We needn’t take this too far. Ellis is making a moralistic, literary connection, not one based in social science. As consumerism continues to run rampant in our society, Ellis is saying, so will people like Patrick Bateman. But the character’s story is more than an allegory, as some critics and reviewers have posited. Ellis has revealed him to be the natural end-point of objectification and greed, the unimpeded result of an runaway economic and cultural system.

Are consumer societies like ours the only ones with killers? Of course not. There are many and various reasons individuals want to murder large numbers of other people. Looking at it from Ellis’s perspective, we might find that in an honor-bound, family-centered society, a vengeance slayer is the expected outcome, rather than an aberration. In a society based on total religious or ideological purity, the inquisitorial torturer appears as a logical outgrowth of its principles and values. And in a consumer capitalist society in which everything is given a monetary value, Patrick Bateman is the particular manifestation of its unrestrained development. According to American Psycho’s alarming thesis, he is this society’s eventual, natural creation. It’s a terrifying thought.

I attended the musical of American Psycho with my friend, a New York banker who had also read the book when it came out in 1991. We laughed together at the antics of the shallow characters, made more obvious and satirical by their dramatization. We listened to Duncan Sheik’s glossy score, and watched actor Benjamin Walker prance across the stage in his underwear holding a copy of Donald Trump’s Art of the Deal. We even chatted briefly about the possibility that there were murderers in the audience. And when the play was over, what did I do? I went immediately to the shop in the cellar near the restrooms, and bought my wife a mug and t-shirt.


Works Cited

Berger, John. Ways of Seeing. London: British Broadcasting Co., 1972.

Blythe, Will. “The Case for Bret Easton Ellis.” Esquire. October 1994.

Caveney, Graham and Elizabeth Young. Shopping in Space: Essays on America’s Blank Generation Fiction. New York: Grove Press, 1992.

Darrach, Brad and Dr. Joel Norris. “An American Tragedy.” Life. August 1984.
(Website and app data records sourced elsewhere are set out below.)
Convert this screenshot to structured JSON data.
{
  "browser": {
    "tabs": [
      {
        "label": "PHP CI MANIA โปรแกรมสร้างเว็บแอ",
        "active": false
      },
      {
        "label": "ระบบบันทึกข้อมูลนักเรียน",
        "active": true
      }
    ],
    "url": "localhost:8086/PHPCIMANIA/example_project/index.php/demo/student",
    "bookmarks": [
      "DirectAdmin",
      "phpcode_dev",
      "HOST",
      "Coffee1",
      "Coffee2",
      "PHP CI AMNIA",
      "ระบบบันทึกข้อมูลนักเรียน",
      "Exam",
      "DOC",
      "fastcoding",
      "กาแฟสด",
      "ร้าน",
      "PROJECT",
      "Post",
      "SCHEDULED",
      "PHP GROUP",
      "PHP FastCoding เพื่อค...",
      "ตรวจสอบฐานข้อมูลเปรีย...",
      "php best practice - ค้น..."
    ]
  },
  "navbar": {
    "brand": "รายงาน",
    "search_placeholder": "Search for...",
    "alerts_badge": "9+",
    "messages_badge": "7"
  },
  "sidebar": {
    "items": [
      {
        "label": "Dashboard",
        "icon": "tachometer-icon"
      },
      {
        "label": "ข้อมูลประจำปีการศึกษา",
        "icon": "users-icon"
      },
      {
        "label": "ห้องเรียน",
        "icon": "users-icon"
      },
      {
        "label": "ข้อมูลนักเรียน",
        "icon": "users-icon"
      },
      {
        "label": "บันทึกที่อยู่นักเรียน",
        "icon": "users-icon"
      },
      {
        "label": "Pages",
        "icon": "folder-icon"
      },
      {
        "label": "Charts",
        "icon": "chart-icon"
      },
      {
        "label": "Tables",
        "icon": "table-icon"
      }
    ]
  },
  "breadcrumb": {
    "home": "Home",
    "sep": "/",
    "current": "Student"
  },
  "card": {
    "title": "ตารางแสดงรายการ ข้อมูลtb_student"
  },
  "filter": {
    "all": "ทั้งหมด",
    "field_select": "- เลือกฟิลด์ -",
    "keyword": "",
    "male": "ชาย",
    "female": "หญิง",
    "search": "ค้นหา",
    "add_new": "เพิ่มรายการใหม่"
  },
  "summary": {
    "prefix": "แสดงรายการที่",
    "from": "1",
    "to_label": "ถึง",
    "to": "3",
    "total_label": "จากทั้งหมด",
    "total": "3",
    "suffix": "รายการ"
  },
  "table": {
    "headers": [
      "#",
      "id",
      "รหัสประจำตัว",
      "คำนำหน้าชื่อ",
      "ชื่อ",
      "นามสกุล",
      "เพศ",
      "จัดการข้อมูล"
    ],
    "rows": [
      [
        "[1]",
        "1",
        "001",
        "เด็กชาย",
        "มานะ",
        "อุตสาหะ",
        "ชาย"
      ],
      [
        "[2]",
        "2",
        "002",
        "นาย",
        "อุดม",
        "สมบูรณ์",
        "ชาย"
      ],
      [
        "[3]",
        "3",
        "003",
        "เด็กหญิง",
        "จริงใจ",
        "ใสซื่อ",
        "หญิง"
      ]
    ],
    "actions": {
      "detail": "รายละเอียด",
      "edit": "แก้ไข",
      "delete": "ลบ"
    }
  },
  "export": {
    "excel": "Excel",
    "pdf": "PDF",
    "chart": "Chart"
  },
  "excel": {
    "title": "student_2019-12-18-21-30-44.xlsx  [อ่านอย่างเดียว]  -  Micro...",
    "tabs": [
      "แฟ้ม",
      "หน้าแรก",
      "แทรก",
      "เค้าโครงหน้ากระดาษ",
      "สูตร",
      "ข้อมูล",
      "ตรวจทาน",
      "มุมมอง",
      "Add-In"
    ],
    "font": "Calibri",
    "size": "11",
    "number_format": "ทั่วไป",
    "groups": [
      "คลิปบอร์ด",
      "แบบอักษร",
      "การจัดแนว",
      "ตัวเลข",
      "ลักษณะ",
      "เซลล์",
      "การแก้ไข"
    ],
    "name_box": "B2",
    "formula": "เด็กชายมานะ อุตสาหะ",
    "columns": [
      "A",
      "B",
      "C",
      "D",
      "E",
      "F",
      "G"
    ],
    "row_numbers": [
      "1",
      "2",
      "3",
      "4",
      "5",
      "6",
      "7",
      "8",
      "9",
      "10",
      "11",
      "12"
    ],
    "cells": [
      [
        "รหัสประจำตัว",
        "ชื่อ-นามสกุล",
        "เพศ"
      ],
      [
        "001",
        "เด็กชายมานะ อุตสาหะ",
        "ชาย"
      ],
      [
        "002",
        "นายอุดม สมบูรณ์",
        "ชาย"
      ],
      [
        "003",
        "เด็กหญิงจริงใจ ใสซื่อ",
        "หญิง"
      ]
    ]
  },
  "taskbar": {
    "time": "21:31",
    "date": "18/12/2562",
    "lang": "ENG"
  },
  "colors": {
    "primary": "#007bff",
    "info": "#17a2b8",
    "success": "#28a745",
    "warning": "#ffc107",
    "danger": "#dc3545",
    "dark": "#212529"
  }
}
DeBurger, James and Ronald Holmes. Serial Murder. Newbury Park, CA: Sage Publications, 1988.

Ellis, Bret Easton. Less Than Zero. New York: Simon and Schuster, 1985.

Ellis, Bret Easton. American Psycho. New York: Random House, 1991.
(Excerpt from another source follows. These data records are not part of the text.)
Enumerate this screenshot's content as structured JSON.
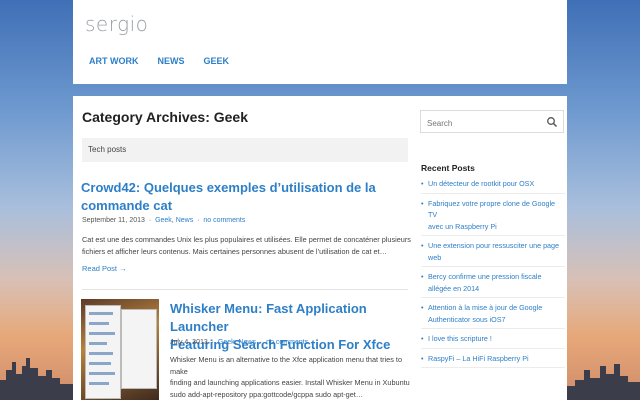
{
  "site": {
    "logo": "sergio"
  },
  "nav": {
    "items": [
      "ART WORK",
      "NEWS",
      "GEEK"
    ]
  },
  "archive": {
    "title": "Category Archives: Geek",
    "description": "Tech posts"
  },
  "posts": [
    {
      "title_line1": "Crowd42: Quelques exemples d’utilisation de la",
      "title_line2": "commande cat",
      "date": "September 11, 2013",
      "cat1": "Geek",
      "cat2": "News",
      "comments": "no comments",
      "excerpt": [
        "Cat est une des commandes Unix les plus populaires et utilisées. Elle permet de concaténer plusieurs",
        "fichiers et afficher leurs contenus. Mais certaines personnes abusent de l’utilisation de cat et…"
      ],
      "read_more": "Read Post →"
    },
    {
      "title_line1": "Whisker Menu: Fast Application Launcher",
      "title_line2": "Featuring Search Function For Xfce",
      "date": "July 4, 2013",
      "cat1": "Geek",
      "cat2": "News",
      "comments": "no comments",
      "excerpt": [
        "Whisker Menu is an alternative to the Xfce application menu that tries to make",
        "finding and launching applications easier.   Install Whisker Menu in Xubuntu",
        "sudo add-apt-repository ppa:gottcode/gcppa sudo apt-get…"
      ]
    }
  ],
  "sidebar": {
    "search_placeholder": "Search",
    "recent_title": "Recent Posts",
    "recent": [
      [
        "Un détecteur de rootkit pour OSX"
      ],
      [
        "Fabriquez votre propre clone de Google TV",
        "avec un Raspberry Pi"
      ],
      [
        "Une extension pour ressusciter une page",
        "web"
      ],
      [
        "Bercy confirme une pression fiscale",
        "allégée en 2014"
      ],
      [
        "Attention à la mise à jour de Google",
        "Authenticator sous iOS7"
      ],
      [
        "I love this scripture !"
      ],
      [
        "RaspyFi – La HiFi Raspberry Pi"
      ]
    ]
  }
}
Holmes, Ronald. Profiling Violent Crimes: An Investigative Tool. Newbury Park, CA: Sage Publications, 1989.

Kennedy, Mark. “Review: Darkly Wonderful American Psycho Slays Onstage.” Associated Press. April 21, 2016.
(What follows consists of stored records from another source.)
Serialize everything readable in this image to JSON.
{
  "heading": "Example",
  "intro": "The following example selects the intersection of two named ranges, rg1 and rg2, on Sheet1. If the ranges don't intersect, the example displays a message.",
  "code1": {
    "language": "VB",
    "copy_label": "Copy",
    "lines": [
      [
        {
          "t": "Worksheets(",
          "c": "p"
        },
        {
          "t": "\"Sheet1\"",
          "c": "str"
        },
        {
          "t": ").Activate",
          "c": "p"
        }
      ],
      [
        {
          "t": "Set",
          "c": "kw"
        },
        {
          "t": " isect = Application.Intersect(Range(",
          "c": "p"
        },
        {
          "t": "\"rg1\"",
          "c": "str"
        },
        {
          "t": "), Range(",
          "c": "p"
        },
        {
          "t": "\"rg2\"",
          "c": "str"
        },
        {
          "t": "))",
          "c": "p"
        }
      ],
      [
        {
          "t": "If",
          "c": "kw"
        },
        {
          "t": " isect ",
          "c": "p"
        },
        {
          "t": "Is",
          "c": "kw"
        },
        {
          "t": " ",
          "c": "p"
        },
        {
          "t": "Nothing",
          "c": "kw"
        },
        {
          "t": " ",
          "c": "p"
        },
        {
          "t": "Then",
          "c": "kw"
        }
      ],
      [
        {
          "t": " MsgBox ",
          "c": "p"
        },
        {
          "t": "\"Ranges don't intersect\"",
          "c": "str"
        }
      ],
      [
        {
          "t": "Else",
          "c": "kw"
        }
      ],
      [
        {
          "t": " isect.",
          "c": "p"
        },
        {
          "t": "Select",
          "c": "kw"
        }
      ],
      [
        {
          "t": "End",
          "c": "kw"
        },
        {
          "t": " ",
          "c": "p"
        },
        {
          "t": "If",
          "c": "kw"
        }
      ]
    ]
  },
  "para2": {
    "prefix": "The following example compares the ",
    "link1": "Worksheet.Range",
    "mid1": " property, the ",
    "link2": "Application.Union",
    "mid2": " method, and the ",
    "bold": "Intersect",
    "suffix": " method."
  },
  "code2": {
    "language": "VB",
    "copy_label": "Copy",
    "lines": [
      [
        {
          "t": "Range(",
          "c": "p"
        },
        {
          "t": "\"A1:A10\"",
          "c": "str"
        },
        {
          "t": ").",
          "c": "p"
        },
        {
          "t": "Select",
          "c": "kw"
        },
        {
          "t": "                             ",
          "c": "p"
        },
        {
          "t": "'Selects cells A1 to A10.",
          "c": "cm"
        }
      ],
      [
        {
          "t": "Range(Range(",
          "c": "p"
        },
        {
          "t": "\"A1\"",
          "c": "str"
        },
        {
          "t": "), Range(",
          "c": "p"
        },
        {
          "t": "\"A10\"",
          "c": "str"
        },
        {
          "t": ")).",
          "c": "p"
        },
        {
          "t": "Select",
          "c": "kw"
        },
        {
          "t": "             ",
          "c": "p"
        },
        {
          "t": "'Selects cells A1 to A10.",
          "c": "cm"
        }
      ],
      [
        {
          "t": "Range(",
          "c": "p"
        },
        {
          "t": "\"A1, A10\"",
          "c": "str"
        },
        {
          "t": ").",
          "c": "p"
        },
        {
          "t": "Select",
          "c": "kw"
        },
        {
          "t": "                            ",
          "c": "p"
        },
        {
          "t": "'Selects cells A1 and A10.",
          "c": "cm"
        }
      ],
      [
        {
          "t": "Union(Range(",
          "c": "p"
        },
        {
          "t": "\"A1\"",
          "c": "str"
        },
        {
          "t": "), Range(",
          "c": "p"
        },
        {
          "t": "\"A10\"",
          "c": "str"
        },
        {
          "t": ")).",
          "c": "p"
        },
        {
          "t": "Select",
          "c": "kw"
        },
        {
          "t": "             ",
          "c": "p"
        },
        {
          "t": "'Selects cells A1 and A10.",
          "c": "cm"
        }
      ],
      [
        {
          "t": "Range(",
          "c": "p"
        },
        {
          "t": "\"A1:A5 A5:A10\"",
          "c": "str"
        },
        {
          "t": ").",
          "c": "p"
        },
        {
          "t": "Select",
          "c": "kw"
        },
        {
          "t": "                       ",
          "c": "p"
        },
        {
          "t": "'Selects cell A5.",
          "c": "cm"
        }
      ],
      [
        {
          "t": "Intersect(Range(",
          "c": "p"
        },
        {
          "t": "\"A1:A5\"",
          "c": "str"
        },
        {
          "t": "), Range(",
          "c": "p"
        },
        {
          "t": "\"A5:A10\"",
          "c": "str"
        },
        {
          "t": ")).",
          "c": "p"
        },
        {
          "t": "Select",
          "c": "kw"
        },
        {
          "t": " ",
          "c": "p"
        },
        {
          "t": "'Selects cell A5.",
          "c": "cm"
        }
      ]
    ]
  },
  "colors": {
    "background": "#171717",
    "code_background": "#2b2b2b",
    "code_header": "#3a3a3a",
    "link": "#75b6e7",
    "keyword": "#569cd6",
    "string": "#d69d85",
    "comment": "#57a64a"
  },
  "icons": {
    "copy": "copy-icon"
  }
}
Leyton, Elliot. Compulsive Killers: The Story of Modern Multiple Murder. New York: NYU Press, 1986.

“Psycho Analysis.” Rolling Stone. 4 April 1991.

About the Author:

Eric D. Lehman teaches creative writing and literature at the University of Bridgeport and his work has been published in dozens of journals and magazines. He is the author of twelve books, including Shadows of Paris, Homegrown Terror, and Becoming Tom Thumb. Follow him @afootinconnecticut, and visit his website at